# Why do stream ciphers like A5/1 and ZUC have “frames”?

A5/1 and (I think) ZUC, both stream ciphers used in mobile telecommunications, have "frames" where the, in addition to the key, a frame number is provided to the keystream generator which produces a relatively short pseudorandom sequence called a "frame" (on the order of at most a few kilobytes).

Advancing the stream cipher requires incrementing the counter and running the algorithm again with no state carried over from the generation of the previous frame. This stands in contrast to stream ciphers like RC4, Trivium, and Grain, where the $i$th keystream bit can only be computed after generating the previous $i-1$ bits, and in contrast to counter mode and stream ciphers like ChaCha20 which are capable of complete random access.

What is the rationale behind these "frames" and why not just go for full random access if they want this?

What is the rationale behind these "frames" and why not just go for full random access if they want this?

That's because they're used in mobile communications. There, packets can easily be dropped in transit (e.g. by a bit of electrical noise that just happens to come in at the wrong time); possibly with the receiver not even knowing that he missed one.

Because of this, it is necessary to design our crypto system to be able to decrypt even if packets are missing; using a system that can decrypt only if it has successfully received the previous packets just doesn't work.
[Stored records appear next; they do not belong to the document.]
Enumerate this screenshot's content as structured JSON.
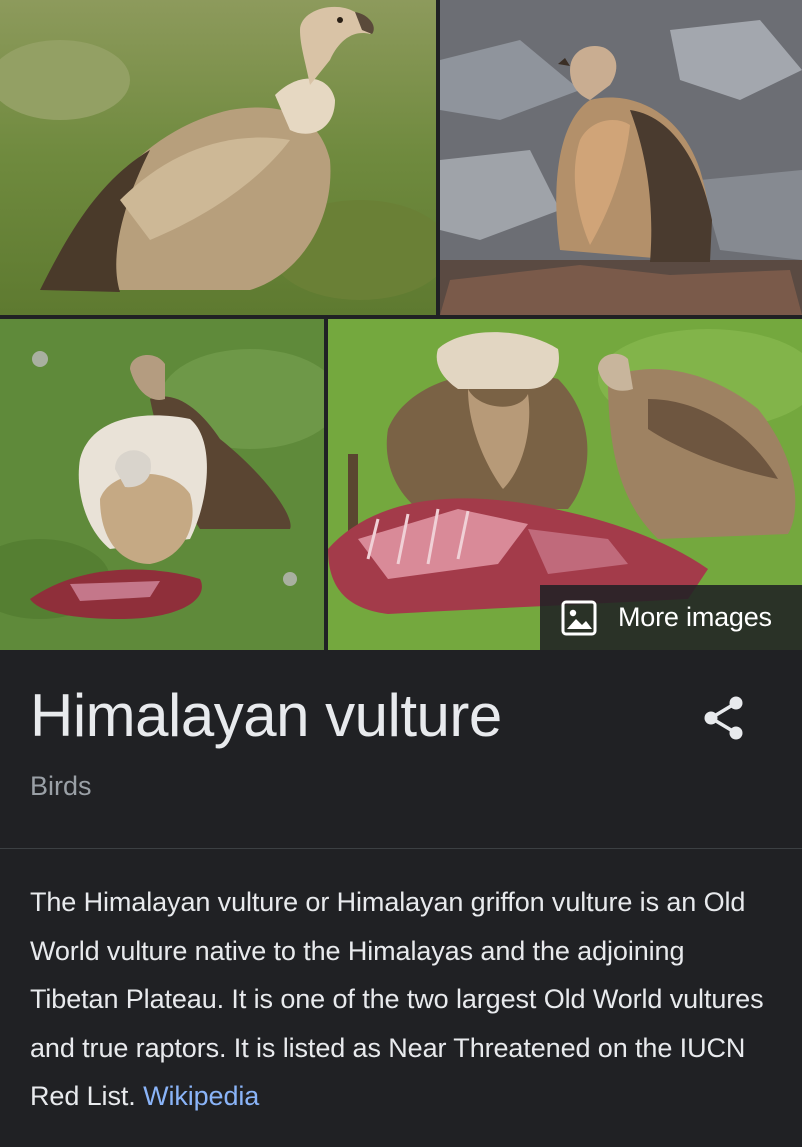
{
  "gallery": {
    "images": [
      {
        "alt": "Himalayan vulture standing on grass"
      },
      {
        "alt": "Himalayan vulture on rocks"
      },
      {
        "alt": "Himalayan vultures at carcass"
      },
      {
        "alt": "Himalayan vultures feeding on carcass"
      }
    ],
    "more_images_label": "More images"
  },
  "panel": {
    "title": "Himalayan vulture",
    "subtitle": "Birds",
    "description": "The Himalayan vulture or Himalayan griffon vulture is an Old World vulture native to the Himalayas and the adjoining Tibetan Plateau. It is one of the two largest Old World vultures and true raptors. It is listed as Near Threatened on the IUCN Red List.",
    "source_link": "Wikipedia"
  },
  "icons": {
    "more_images": "image-icon",
    "share": "share-icon"
  },
  "colors": {
    "background": "#202124",
    "text": "#e8eaed",
    "muted": "#9aa0a6",
    "link": "#8ab4f8"
  }
}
One approach to do this is to put in a frame number; by using the frame number, the decryptor can work even if he missed some packets.

Now, you might think that we might also try to make the system reliable, by having the sender retransmit packets that the receiver didn't get (just like TLS does). This really doesn't work out for voice communications; not only does it consume extra bandwidth (which is precious), live voice is time sensitive; if the next audio segment does come in late, the receiver can't do anything with it, and so there's no point in retransmitting it.

As for why they use serial numbers, rather than another approach (e.g. a random nonce), serial numbers are needed to tell the receiver when this segment of the voice should be replayed, and so voice communications have serial numbers in there anyways; using the same thing for two different purposes reduces on the bandwidth used (and, as I said, that's a major concern for wireless).

• ITYM if it 'does' come in late, not 'doesn't' – dave_thompson_085 Jan 2 '18 at 1:34
• @dave_thompson_085: thanks; while composing it, I tried several different versions; when I settled on the final, I forgot to leave off the negation... – poncho Jan 2 '18 at 2:44

What is the rationale behind these "frames" and why not just go for full random access if they want this?

First for the name "frame number". In low level communication tech, like with Ethernet or WiFi where you think about "Bits" as opposed to "high level data packets / structures", the individual packets, which don't need to map 1-to-1 to IP packets, are called frames.

Now for why they use it. The role of this frame index for the cipher is the same as with a nonce for fully-fledged modes like GCM: So that different encryptions of the same plaintext yield different plaintexts. For this you need uniqueness of the nonces, which happens to be the case with frame indices.

Finally, why not use random access? It's not needed. You very rarely need random access to plaintexts (rather you decrypt a whole message in one go) and this is one of the cases where the designers decided that having this nonce mechanism is sufficient. Also if you implement the relation between stream cipher block indices like in CTR, this is prone to mis-use because in CTR, if your message is longer than 1 block, you need a bigger offset with your IV than 1, whereas with this an offset of 1 probably is safe.

• I thought the frame number is a counter. – Melab Jan 1 '18 at 20:48
• @Melab it is a counter. – SEJPM Jan 1 '18 at 20:49